A young Wade willed the Miami Heat to a championship clinching Game 6 in the 2006 Finals against Dallas Mavericks. He converted 10-of-18 from the field and 16-of-21 free throws in securing the championship for the Heat, 95-92. He literally carried the team on his back as his partner, O’ Neal, managed to chip in just nine points.
He earlier saved Miami’s slipping chances in Game 3. The Mavericks were up 2-0 and had an 89-76 lead with 6:34 to go in the fourth to look good in closing the series. Wade went to work from there and towed the Heat to a 98-96 win to avoid the 0-3 hole. He ended the match with 42 points.
Wade helped the Heat overcame a 3-2 series deficit to beat the Spurs during the 2013 Championships. He poured 23 points with 10 rebounds in Game 7 which the Heat pocketed with a 95-88 win.
Wade scored 10 of 23 points in the final quarter during the first round of the 2016 NBA playoffs to help the Heat stave off elimination with a 97-90 win against the Charlotte Hornets. The win sends the series back to Miami for Game 7 where they routed the Hornets, 106-73, to advance to the next round.
Wade was at the forefront of the U.S. men’s basketball team gold medal haul in the 2008 Olympics. He led the Americans in scoring throughout the tournament that include a game-high 27 points against Spain in the championship game.
The Arguments and the Winner
Using the “who’s had the better career” criterion, I would say Wade would be the winner.
In my book, titles won, deep playoff appearances, total playoff appearances, and longevity are higher determining factors on how good a player’s career is. Awards won and career stats piled in relation to other legends would be secondary.
Three to one championships, regardless of who his “supporting casts” were, should end arguments on who had the better career debate. Wade won one of his championships with Shaquille O’neal and the other two with James and Chris Bosh. Pierce won his during the Kevin Garnett/Ray Allen/Rajon Rondo era.

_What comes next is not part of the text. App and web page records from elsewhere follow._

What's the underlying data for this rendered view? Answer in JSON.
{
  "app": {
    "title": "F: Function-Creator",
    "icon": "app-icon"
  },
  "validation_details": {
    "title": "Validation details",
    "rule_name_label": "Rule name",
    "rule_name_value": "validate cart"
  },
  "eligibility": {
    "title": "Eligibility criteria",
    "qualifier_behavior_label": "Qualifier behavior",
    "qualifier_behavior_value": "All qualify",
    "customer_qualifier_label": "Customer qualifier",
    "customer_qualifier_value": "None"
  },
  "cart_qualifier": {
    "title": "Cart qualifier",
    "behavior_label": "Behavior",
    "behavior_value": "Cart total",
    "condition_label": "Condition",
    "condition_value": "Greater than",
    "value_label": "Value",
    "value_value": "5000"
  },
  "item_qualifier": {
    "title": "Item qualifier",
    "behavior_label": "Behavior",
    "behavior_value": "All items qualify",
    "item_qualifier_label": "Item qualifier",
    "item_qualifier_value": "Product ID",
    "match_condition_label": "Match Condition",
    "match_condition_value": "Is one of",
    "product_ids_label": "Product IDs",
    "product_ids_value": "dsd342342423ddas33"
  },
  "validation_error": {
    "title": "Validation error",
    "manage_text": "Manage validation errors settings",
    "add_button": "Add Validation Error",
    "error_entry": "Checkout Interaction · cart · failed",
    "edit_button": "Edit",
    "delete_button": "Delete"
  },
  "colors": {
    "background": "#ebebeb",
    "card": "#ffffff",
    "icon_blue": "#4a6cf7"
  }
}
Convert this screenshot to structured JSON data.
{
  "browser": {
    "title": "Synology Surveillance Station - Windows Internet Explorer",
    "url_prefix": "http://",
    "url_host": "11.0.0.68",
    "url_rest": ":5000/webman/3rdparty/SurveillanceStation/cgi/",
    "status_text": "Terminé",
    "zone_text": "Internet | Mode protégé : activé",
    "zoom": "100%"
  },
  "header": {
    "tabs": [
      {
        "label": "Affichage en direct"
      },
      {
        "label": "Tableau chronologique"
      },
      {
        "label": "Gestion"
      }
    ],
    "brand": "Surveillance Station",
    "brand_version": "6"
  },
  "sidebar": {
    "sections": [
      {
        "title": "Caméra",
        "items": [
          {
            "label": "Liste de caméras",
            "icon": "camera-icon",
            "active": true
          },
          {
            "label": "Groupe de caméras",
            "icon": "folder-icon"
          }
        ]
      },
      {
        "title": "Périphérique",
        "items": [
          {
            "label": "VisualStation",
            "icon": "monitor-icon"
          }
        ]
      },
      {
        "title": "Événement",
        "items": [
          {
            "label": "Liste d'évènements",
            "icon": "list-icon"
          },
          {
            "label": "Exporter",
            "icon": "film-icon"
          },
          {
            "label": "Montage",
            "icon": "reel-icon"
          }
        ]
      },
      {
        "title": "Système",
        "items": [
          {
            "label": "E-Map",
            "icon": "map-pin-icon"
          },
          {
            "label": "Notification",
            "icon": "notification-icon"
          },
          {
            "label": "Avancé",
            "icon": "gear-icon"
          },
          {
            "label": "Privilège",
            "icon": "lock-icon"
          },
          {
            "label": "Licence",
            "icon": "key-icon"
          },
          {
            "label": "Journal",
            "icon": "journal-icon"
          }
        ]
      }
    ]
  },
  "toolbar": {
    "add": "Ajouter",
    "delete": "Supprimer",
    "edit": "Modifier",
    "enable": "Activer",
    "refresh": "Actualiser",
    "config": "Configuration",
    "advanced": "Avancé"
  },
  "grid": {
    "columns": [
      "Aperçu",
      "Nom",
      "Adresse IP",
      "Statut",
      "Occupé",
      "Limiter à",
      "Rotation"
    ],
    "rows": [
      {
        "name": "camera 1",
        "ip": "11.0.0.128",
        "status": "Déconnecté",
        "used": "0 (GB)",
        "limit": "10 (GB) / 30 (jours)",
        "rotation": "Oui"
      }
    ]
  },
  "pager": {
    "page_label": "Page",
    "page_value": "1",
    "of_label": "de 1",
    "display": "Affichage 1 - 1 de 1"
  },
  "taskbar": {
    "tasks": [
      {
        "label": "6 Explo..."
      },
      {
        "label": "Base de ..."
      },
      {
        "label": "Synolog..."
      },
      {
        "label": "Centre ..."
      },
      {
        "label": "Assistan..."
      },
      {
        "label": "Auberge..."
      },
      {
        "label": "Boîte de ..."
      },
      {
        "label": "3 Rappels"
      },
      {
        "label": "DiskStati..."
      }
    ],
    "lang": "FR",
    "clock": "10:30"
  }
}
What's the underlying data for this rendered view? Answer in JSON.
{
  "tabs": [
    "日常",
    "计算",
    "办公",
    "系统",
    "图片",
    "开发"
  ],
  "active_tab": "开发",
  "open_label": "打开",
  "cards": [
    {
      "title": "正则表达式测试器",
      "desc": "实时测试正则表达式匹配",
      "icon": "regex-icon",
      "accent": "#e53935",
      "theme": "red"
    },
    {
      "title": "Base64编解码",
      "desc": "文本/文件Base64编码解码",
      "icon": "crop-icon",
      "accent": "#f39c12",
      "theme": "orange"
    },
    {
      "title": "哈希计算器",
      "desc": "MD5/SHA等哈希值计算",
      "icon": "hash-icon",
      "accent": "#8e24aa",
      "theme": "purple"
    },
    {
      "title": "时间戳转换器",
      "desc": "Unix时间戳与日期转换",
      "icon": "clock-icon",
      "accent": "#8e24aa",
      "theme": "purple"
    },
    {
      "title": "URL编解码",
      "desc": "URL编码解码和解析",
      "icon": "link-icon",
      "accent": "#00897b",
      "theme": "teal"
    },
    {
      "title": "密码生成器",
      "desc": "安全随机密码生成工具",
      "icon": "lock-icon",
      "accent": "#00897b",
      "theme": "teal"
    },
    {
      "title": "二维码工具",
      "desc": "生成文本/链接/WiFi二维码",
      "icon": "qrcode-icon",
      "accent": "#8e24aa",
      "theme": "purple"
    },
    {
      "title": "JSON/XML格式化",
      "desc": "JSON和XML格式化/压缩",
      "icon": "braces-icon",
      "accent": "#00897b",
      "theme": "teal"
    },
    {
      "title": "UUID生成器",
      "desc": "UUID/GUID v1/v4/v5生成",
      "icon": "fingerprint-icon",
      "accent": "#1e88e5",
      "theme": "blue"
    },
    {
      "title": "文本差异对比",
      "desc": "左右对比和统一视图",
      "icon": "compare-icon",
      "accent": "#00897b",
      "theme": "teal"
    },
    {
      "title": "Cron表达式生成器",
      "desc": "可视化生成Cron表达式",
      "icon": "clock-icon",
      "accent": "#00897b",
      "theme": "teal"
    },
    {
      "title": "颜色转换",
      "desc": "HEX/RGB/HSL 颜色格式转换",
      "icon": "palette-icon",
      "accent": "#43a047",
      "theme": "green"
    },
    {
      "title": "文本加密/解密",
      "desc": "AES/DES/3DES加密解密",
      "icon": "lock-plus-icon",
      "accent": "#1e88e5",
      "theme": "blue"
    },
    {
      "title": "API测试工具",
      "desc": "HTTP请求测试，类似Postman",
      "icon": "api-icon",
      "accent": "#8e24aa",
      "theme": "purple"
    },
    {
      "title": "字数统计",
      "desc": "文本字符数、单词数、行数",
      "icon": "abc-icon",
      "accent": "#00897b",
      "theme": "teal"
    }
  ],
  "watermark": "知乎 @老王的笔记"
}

Wade appeared in 12 total playoffs, he advanced 8 times advanced conference semis, 5 times to conference finals, and 4 times to NBA finals, making him 3-1 in the championship round.
Pierce made the playoffs 14 times, advanced 9 times to conference semis, 4 times advanced to conference finals, 2 times advanced to NBA finals, making him 1-1 in the championship round.
Using the “who’s the better player” criterion, Pierce have a legit case.
Pierce is one of the most complete scorers in NBA history as he can hit shots almost from anywhere in the court, using various kinds of shots. He is also one of the deadliest shotmakers during crunch time.
On the other hand, one could argue that Wade could easily be the third best shooting guard in NBA history. He is also, probably the second best shotblocking guard in the league’s history.
Further, Pierce’s impact was felt more by the teams he played for than Wade.
This could be highlighted when we consider how he made his presence felt even when he was traded out of his comfort zone in Boston. He was still a crucial piece in the playoffs when he was in Brooklyn and in Washington, his final productive years.
Notice how he affected the Nets and Wizards in his lone seasons with them
He was a critical piece in both their playoff runs and how they advanced. His Washington season became an outlier during the John Wall/Bradley Beal era as they registered a record. Their 4-0 pounding of the Raptors was the first sweep of an opponent for a seven game series in franchise history.
Meanwhile, Wade was nowhere near his Miami self when he went to Chicago and Cleveland.
I’m giving Pierce the nod on the slightest margins in this criterion due to his clutch performance and overall impact on the team.
Overall, I would take Wade as the winner of this match-up by a narrow margin, mainly because of the two more titles he won although with a presumably better lineup because of O’neal and James.
Does Paul have a case?
Pierce’s argument over his statements is that he is using fantasy in the comparison. “If he had Shaq.” “If he had Lebron.”
It is something that we all could just imagine given the vastly unknown possibilities of outcomes due to various factors like team chemistry, team dynamics, coach, etc.
Well, when using fantasy in arguments, one will always have a case. The outcome, however, will also always be debatable because of the same fantasy considerations.
By: ARMANDO BOLISLIS